◆ AIM OF THE EXERCISE ◆
The records below are to be restated word for word; their pictures are not.

● ● ● ● ● ● ●

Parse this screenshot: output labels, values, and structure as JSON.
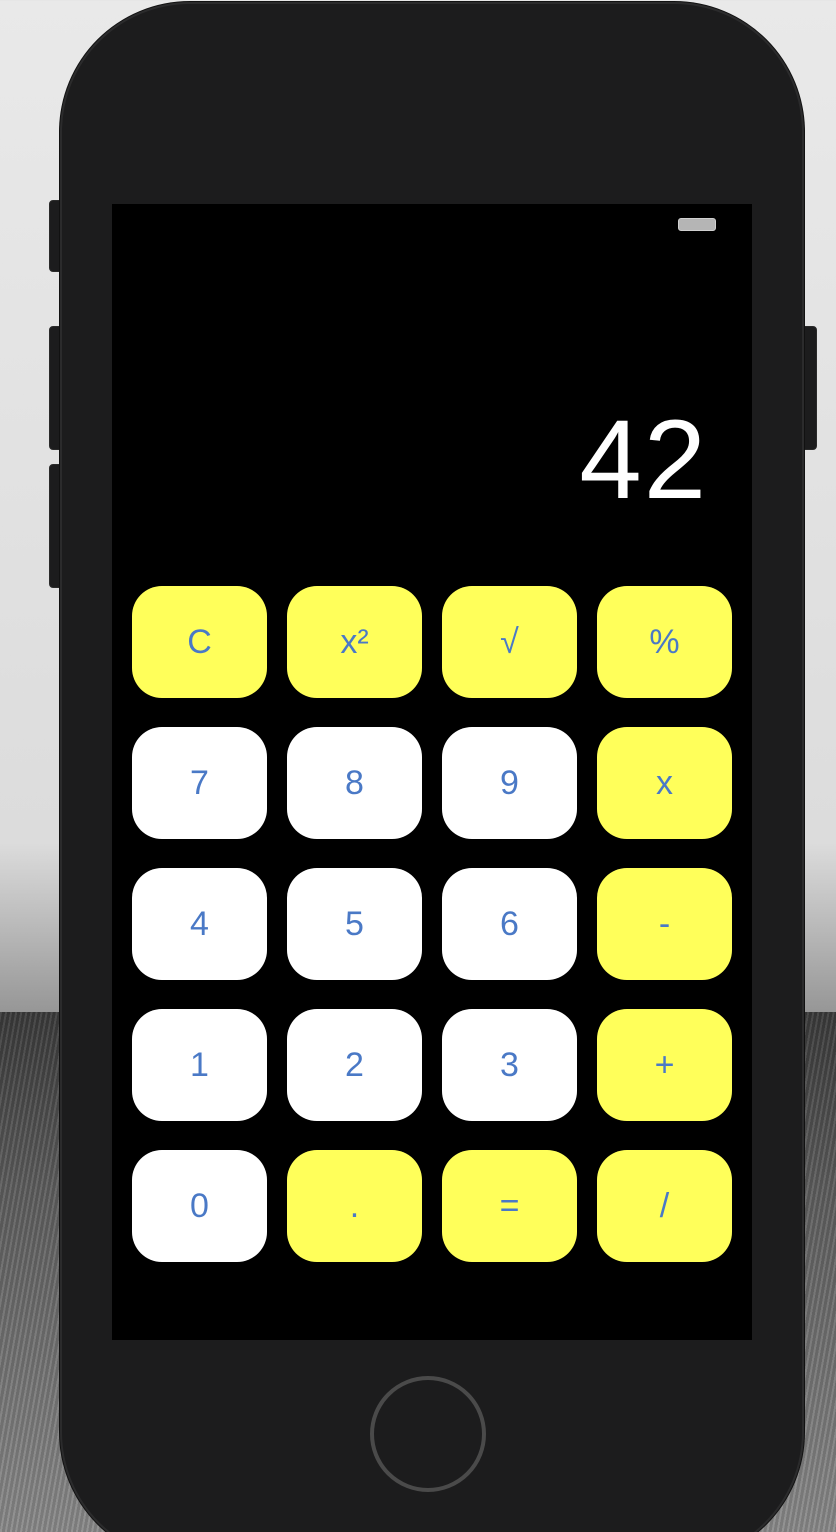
{
  "display": {
    "value": "42"
  },
  "keypad": {
    "rows": [
      [
        {
          "label": "C",
          "name": "clear-button",
          "style": "yellow"
        },
        {
          "label": "x²",
          "name": "square-button",
          "style": "yellow"
        },
        {
          "label": "√",
          "name": "sqrt-button",
          "style": "yellow"
        },
        {
          "label": "%",
          "name": "percent-button",
          "style": "yellow"
        }
      ],
      [
        {
          "label": "7",
          "name": "digit-7-button",
          "style": "white"
        },
        {
          "label": "8",
          "name": "digit-8-button",
          "style": "white"
        },
        {
          "label": "9",
          "name": "digit-9-button",
          "style": "white"
        },
        {
          "label": "x",
          "name": "multiply-button",
          "style": "yellow"
        }
      ],
      [
        {
          "label": "4",
          "name": "digit-4-button",
          "style": "white"
        },
        {
          "label": "5",
          "name": "digit-5-button",
          "style": "white"
        },
        {
          "label": "6",
          "name": "digit-6-button",
          "style": "white"
        },
        {
          "label": "-",
          "name": "subtract-button",
          "style": "yellow"
        }
      ],
      [
        {
          "label": "1",
          "name": "digit-1-button",
          "style": "white"
        },
        {
          "label": "2",
          "name": "digit-2-button",
          "style": "white"
        },
        {
          "label": "3",
          "name": "digit-3-button",
          "style": "white"
        },
        {
          "label": "+",
          "name": "add-button",
          "style": "yellow"
        }
      ],
      [
        {
          "label": "0",
          "name": "digit-0-button",
          "style": "white"
        },
        {
          "label": ".",
          "name": "decimal-button",
          "style": "yellow"
        },
        {
          "label": "=",
          "name": "equals-button",
          "style": "yellow"
        },
        {
          "label": "/",
          "name": "divide-button",
          "style": "yellow"
        }
      ]
    ]
  },
  "colors": {
    "operator_key": "#ffff5a",
    "digit_key": "#ffffff",
    "key_text": "#4a79c6",
    "screen_bg": "#000000",
    "display_text": "#ffffff"
  },
  "icons": {
    "status_bar": "battery-icon",
    "hardware": "home-button"
  }
}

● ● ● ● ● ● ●

◆ WRITTEN ANSWER ◆
Parse this screenshot: output labels, values, and structure as JSON.
{
  "display": {
    "value": "42"
  },
  "keypad": {
    "rows": [
      [
        {
          "label": "C",
          "name": "clear-button",
          "style": "yellow"
        },
        {
          "label": "x²",
          "name": "square-button",
          "style": "yellow"
        },
        {
          "label": "√",
          "name": "sqrt-button",
          "style": "yellow"
        },
        {
          "label": "%",
          "name": "percent-button",
          "style": "yellow"
        }
      ],
      [
        {
          "label": "7",
          "name": "digit-7-button",
          "style": "white"
        },
        {
          "label": "8",
          "name": "digit-8-button",
          "style": "white"
        },
        {
          "label": "9",
          "name": "digit-9-button",
          "style": "white"
        },
        {
          "label": "x",
          "name": "multiply-button",
          "style": "yellow"
        }
      ],
      [
        {
          "label": "4",
          "name": "digit-4-button",
          "style": "white"
        },
        {
          "label": "5",
          "name": "digit-5-button",
          "style": "white"
        },
        {
          "label": "6",
          "name": "digit-6-button",
          "style": "white"
        },
        {
          "label": "-",
          "name": "subtract-button",
          "style": "yellow"
        }
      ],
      [
        {
          "label": "1",
          "name": "digit-1-button",
          "style": "white"
        },
        {
          "label": "2",
          "name": "digit-2-button",
          "style": "white"
        },
        {
          "label": "3",
          "name": "digit-3-button",
          "style": "white"
        },
        {
          "label": "+",
          "name": "add-button",
          "style": "yellow"
        }
      ],
      [
        {
          "label": "0",
          "name": "digit-0-button",
          "style": "white"
        },
        {
          "label": ".",
          "name": "decimal-button",
          "style": "yellow"
        },
        {
          "label": "=",
          "name": "equals-button",
          "style": "yellow"
        },
        {
          "label": "/",
          "name": "divide-button",
          "style": "yellow"
        }
      ]
    ]
  },
  "colors": {
    "operator_key": "#ffff5a",
    "digit_key": "#ffffff",
    "key_text": "#4a79c6",
    "screen_bg": "#000000",
    "display_text": "#ffffff"
  },
  "icons": {
    "status_bar": "battery-icon",
    "hardware": "home-button"
  }
}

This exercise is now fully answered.